--- Supplied material Enclosed Below ---

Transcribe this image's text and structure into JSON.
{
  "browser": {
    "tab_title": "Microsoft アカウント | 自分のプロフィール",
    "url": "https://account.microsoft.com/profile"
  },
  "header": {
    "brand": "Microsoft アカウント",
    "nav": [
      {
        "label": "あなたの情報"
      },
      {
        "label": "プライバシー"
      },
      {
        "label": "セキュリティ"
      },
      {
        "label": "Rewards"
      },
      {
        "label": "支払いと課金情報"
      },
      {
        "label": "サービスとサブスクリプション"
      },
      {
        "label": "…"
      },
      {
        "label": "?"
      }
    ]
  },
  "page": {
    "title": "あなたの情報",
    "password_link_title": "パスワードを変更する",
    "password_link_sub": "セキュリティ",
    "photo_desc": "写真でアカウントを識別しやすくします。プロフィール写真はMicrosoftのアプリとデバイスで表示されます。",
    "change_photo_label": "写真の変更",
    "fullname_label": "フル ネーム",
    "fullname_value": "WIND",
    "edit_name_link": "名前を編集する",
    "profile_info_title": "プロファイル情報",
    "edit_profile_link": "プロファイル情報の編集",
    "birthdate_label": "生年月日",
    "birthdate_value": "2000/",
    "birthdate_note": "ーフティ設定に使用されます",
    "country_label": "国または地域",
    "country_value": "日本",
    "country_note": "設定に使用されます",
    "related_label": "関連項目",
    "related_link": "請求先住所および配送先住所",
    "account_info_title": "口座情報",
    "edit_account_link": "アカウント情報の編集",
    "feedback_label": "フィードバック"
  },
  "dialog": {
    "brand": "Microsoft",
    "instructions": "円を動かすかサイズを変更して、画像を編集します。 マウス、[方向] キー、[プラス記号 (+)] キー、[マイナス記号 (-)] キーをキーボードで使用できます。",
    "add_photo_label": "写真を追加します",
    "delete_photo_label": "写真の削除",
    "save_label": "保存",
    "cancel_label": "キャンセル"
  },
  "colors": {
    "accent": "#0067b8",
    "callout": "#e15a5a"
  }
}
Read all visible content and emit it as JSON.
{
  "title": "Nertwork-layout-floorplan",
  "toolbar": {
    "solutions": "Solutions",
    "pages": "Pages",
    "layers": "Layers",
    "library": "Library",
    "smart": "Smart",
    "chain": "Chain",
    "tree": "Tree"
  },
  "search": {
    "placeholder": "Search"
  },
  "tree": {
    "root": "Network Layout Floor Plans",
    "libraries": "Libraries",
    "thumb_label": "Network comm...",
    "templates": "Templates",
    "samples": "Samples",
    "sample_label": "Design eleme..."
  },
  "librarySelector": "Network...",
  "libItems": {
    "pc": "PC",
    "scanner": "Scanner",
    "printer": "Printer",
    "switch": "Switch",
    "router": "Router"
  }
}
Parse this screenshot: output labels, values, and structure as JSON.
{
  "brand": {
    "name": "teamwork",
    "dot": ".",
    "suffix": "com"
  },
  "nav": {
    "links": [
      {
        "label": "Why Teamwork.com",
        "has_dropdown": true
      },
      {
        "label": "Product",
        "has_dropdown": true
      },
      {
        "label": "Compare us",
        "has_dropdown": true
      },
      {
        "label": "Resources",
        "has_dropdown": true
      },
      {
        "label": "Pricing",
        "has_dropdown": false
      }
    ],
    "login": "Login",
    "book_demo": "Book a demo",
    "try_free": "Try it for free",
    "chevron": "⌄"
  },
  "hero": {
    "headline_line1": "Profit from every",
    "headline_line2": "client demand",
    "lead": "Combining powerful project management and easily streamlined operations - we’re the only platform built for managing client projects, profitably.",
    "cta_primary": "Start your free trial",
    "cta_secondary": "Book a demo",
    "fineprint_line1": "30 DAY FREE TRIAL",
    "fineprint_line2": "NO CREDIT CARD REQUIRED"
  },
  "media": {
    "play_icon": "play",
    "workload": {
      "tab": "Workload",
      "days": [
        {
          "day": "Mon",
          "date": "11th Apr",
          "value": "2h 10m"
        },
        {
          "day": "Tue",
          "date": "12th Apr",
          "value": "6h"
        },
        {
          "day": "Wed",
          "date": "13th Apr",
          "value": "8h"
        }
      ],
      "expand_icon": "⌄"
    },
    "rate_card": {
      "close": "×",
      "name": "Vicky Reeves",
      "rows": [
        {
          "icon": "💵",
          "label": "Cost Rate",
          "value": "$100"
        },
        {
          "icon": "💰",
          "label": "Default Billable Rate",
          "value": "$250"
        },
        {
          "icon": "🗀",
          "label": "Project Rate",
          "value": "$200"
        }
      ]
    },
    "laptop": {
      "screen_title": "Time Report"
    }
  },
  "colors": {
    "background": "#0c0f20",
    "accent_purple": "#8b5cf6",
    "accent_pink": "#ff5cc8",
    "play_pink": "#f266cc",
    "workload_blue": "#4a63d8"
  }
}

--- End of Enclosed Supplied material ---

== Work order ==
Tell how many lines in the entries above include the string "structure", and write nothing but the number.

== Problem solution ==
2